Task to complete
Find every line below with the word "your" in it, and copy each one.

START Information supplied

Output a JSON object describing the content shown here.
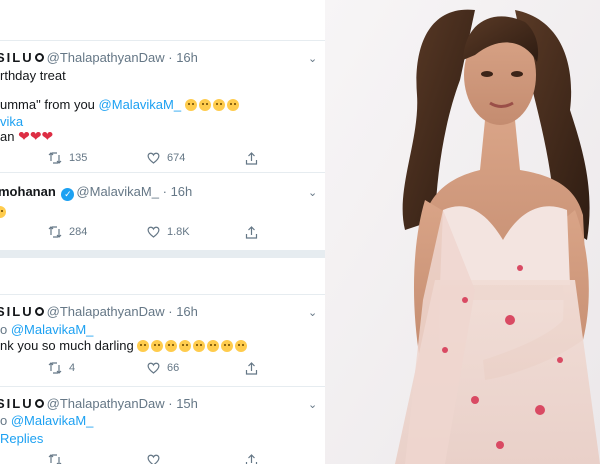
{
  "tweets": [
    {
      "name": "SILU",
      "handle": "@ThalapathyanDaw",
      "time": "16h",
      "lines": [
        "rthday treat",
        "umma\" from you",
        "@MalavikaM_",
        "vika",
        "an"
      ],
      "replies": "",
      "retweets": "135",
      "likes": "674"
    },
    {
      "name": "mohanan",
      "handle": "@MalavikaM_",
      "time": "16h",
      "retweets": "284",
      "likes": "1.8K"
    },
    {
      "name": "SILU",
      "handle": "@ThalapathyanDaw",
      "time": "16h",
      "lines": [
        "o",
        "@MalavikaM_",
        "nk you so much darling"
      ],
      "retweets": "4",
      "likes": "66"
    },
    {
      "name": "SILU",
      "handle": "@ThalapathyanDaw",
      "time": "15h",
      "lines": [
        "o",
        "@MalavikaM_",
        "Replies"
      ]
    }
  ],
  "separator": "·",
  "colors": {
    "link": "#1da1f2",
    "muted": "#657786",
    "divider": "#e6ecf0",
    "heart": "#dd2e44"
  },
  "photo_description": "woman in pink embroidered saree"
}
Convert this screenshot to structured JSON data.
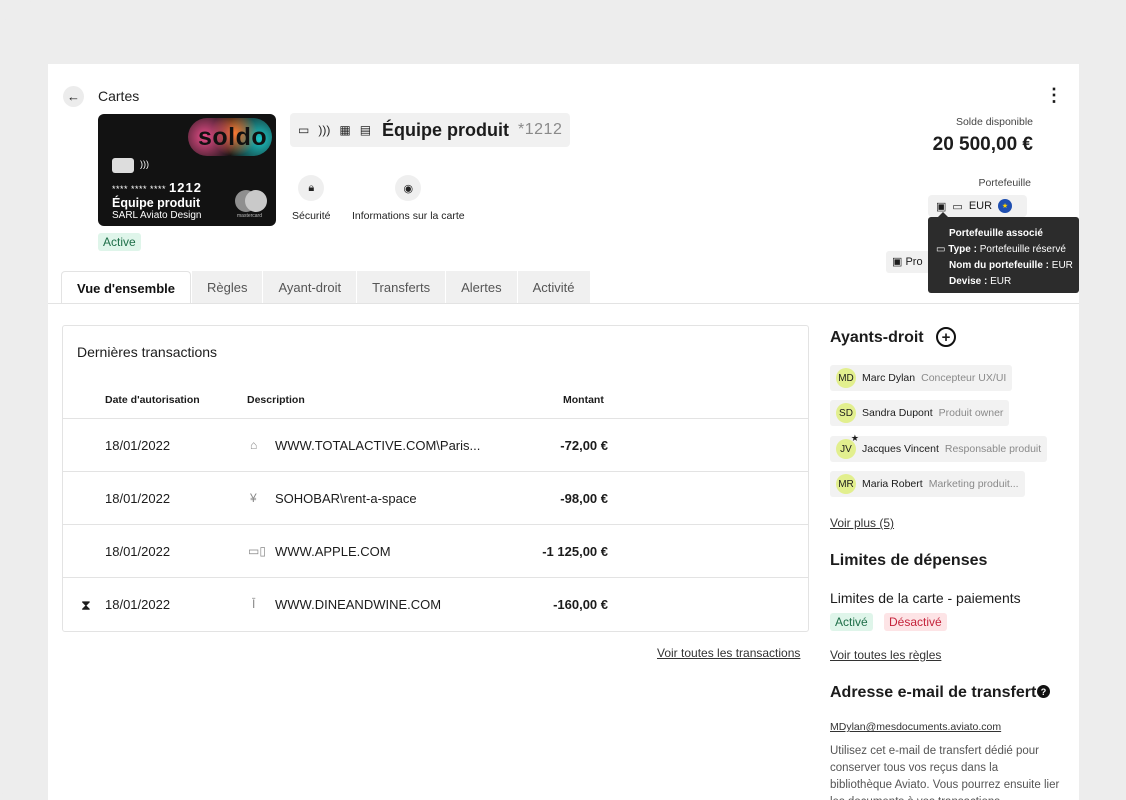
{
  "header": {
    "back_label": "←",
    "breadcrumb": "Cartes",
    "menu": "⋮"
  },
  "card": {
    "logo": "soldo",
    "number_mask": "**** **** ****",
    "number_last": "1212",
    "name": "Équipe produit",
    "company": "SARL Aviato Design",
    "brand": "mastercard",
    "status": "Active"
  },
  "title": {
    "icons": [
      "card-icon",
      "contactless-icon",
      "building-icon",
      "store-icon"
    ],
    "name": "Équipe produit",
    "suffix": "*1212"
  },
  "actions": [
    {
      "icon": "lock-icon",
      "label": "Sécurité"
    },
    {
      "icon": "eye-icon",
      "label": "Informations sur la carte"
    }
  ],
  "balance": {
    "label": "Solde disponible",
    "value": "20 500,00 €"
  },
  "wallet": {
    "label": "Portefeuille",
    "currency": "EUR"
  },
  "tooltip": {
    "title": "Portefeuille associé",
    "type_label": "Type :",
    "type_value": "Portefeuille réservé",
    "name_label": "Nom du portefeuille :",
    "name_value": "EUR",
    "currency_label": "Devise :",
    "currency_value": "EUR"
  },
  "pro_button": "Pro",
  "tabs": [
    "Vue d'ensemble",
    "Règles",
    "Ayant-droit",
    "Transferts",
    "Alertes",
    "Activité"
  ],
  "transactions": {
    "title": "Dernières transactions",
    "headers": {
      "date": "Date d'autorisation",
      "desc": "Description",
      "amount": "Montant"
    },
    "rows": [
      {
        "pending": false,
        "date": "18/01/2022",
        "icon": "shop-icon",
        "desc": "WWW.TOTALACTIVE.COM\\Paris...",
        "amount": "-72,00 €"
      },
      {
        "pending": false,
        "date": "18/01/2022",
        "icon": "drinks-icon",
        "desc": "SOHOBAR\\rent-a-space",
        "amount": "-98,00 €"
      },
      {
        "pending": false,
        "date": "18/01/2022",
        "icon": "devices-icon",
        "desc": "WWW.APPLE.COM",
        "amount": "-1 125,00 €"
      },
      {
        "pending": true,
        "date": "18/01/2022",
        "icon": "wine-icon",
        "desc": "WWW.DINEANDWINE.COM",
        "amount": "-160,00 €"
      }
    ],
    "see_all": "Voir toutes les transactions"
  },
  "beneficiaries": {
    "title": "Ayants-droit",
    "add": "+",
    "people": [
      {
        "initials": "MD",
        "name": "Marc Dylan",
        "role": "Concepteur UX/UI",
        "star": false
      },
      {
        "initials": "SD",
        "name": "Sandra Dupont",
        "role": "Produit owner",
        "star": false
      },
      {
        "initials": "JV",
        "name": "Jacques Vincent",
        "role": "Responsable produit",
        "star": true
      },
      {
        "initials": "MR",
        "name": "Maria Robert",
        "role": "Marketing produit...",
        "star": false
      }
    ],
    "see_more": "Voir plus (5)"
  },
  "limits": {
    "title": "Limites de dépenses",
    "subtitle": "Limites de la carte - paiements",
    "on": "Activé",
    "off": "Désactivé",
    "see_all": "Voir toutes les règles"
  },
  "transfer_email": {
    "title": "Adresse e-mail de transfert",
    "help": "?",
    "email": "MDylan@mesdocuments.aviato.com",
    "text": "Utilisez cet e-mail de transfert dédié pour conserver tous vos reçus dans la bibliothèque Aviato. Vous pourrez ensuite lier les documents à vos transactions."
  },
  "colors": {
    "accent_active": "#1e6e48",
    "accent_off": "#c4233b",
    "avatar": "#e2ef8e"
  }
}
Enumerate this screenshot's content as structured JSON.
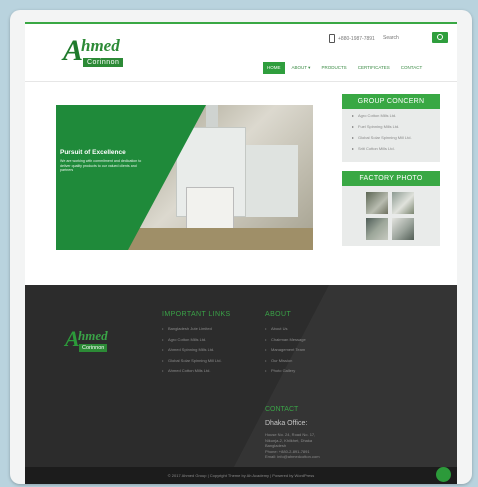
{
  "brand": {
    "logo_initial": "A",
    "logo_word": "hmed",
    "logo_sub": "Corinnon"
  },
  "header": {
    "phone": "+880-1987-7891",
    "search_placeholder": "Search",
    "nav": [
      "Home",
      "About ▾",
      "Products",
      "Certificates",
      "Contact"
    ],
    "active_nav": "Home"
  },
  "hero": {
    "title": "Pursuit of Excellence",
    "text": "We are working with commitment and dedication to deliver quality products to our valued clients and partners"
  },
  "sidebar": {
    "group_title": "GROUP CONCERN",
    "group_items": [
      "Agro Cotton Mills Ltd.",
      "Fuel Spinning Mills Ltd.",
      "Global Solar Spinning Mill Ltd.",
      "Sriti Cotton Mills Ltd."
    ],
    "factory_title": "FACTORY PHOTO"
  },
  "footer": {
    "links_title": "IMPORTANT LINKS",
    "links": [
      "Bangladesh Jute Limited",
      "Agro Cotton Mills Ltd.",
      "Ahmed Spinning Mills Ltd.",
      "Global Solar Spinning Mill Ltd.",
      "Ahmed Cotton Mills Ltd."
    ],
    "about_title": "ABOUT",
    "about_items": [
      "About Us",
      "Chairman Message",
      "Management Team",
      "Our Mission",
      "Photo Gallery"
    ],
    "contact_title": "CONTACT",
    "office_label": "Dhaka Office:",
    "office_lines": [
      "House No. 24, Road No. 17,",
      "Nikunja-2, Khilkhet, Dhaka",
      "Bangladesh",
      "Phone: +880-2-891-7891",
      "Email: info@ahmedcotton.com"
    ],
    "copyright": "© 2017 Ahmed Group | Copyright Theme by Ah Academy | Powered by WordPress"
  },
  "colors": {
    "accent": "#39a844",
    "dark": "#2c2c2c"
  }
}
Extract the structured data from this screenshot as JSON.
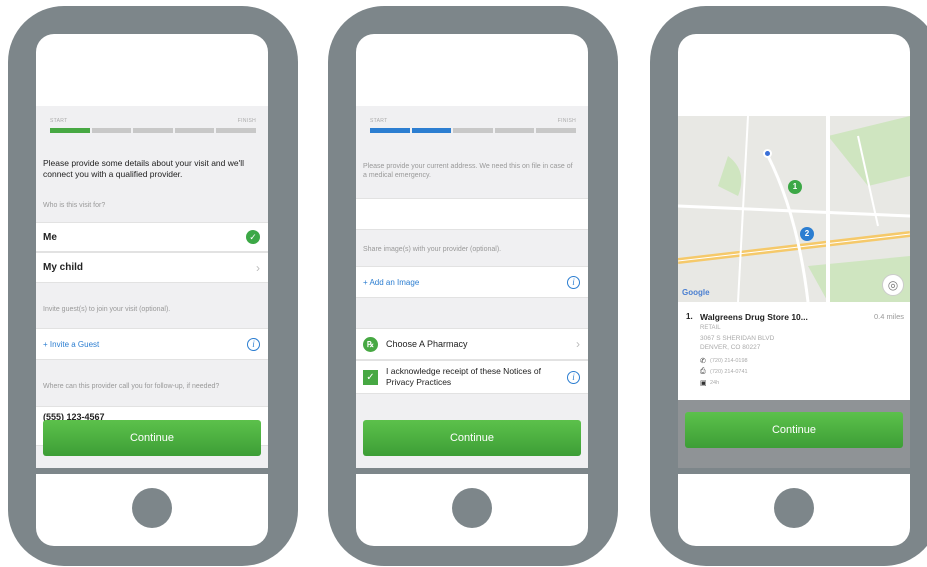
{
  "progress": {
    "start": "START",
    "finish": "FINISH"
  },
  "screen1": {
    "heading": "Please provide some details about your visit and we'll connect you with a qualified provider.",
    "question": "Who is this visit for?",
    "options": [
      {
        "label": "Me",
        "selected": true
      },
      {
        "label": "My child",
        "selected": false
      }
    ],
    "guest_prompt": "Invite guest(s) to join your visit (optional).",
    "invite_link": "+ Invite a Guest",
    "followup_prompt": "Where can this provider call you for follow-up, if needed?",
    "phone_value": "(555) 123-4567",
    "continue_label": "Continue"
  },
  "screen2": {
    "address_prompt": "Please provide your current address. We need this on file in case of a medical emergency.",
    "image_prompt": "Share image(s) with your provider (optional).",
    "add_image_link": "+ Add an Image",
    "pharmacy_label": "Choose A Pharmacy",
    "ack_label": "I acknowledge receipt of these Notices of Privacy Practices",
    "continue_label": "Continue"
  },
  "screen3": {
    "google_label": "Google",
    "result": {
      "index": "1.",
      "name": "Walgreens Drug Store 10...",
      "distance": "0.4 miles",
      "type": "RETAIL",
      "address_line1": "3067 S SHERIDAN BLVD",
      "address_line2": "DENVER, CO 80227",
      "phone": "(720) 214-0198",
      "fax": "(720) 214-0741",
      "hours": "24h"
    },
    "map_markers": [
      "1",
      "2"
    ],
    "continue_label": "Continue"
  },
  "colors": {
    "accent_green": "#47a843",
    "accent_blue": "#2c7ed1",
    "device_gray": "#7d868a"
  },
  "icons": [
    "check-icon",
    "chevron-right-icon",
    "info-icon",
    "pharmacy-icon",
    "checkbox-checked-icon",
    "phone-icon",
    "fax-icon",
    "hours-icon",
    "locate-icon",
    "map-pin-icon"
  ]
}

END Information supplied

Task result
    "heading": "Please provide some details about your visit and we'll connect you with a qualified provider.",
    "guest_prompt": "Invite guest(s) to join your visit (optional).",
    "address_prompt": "Please provide your current address. We need this on file in case of a medical emergency.",
    "image_prompt": "Share image(s) with your provider (optional).",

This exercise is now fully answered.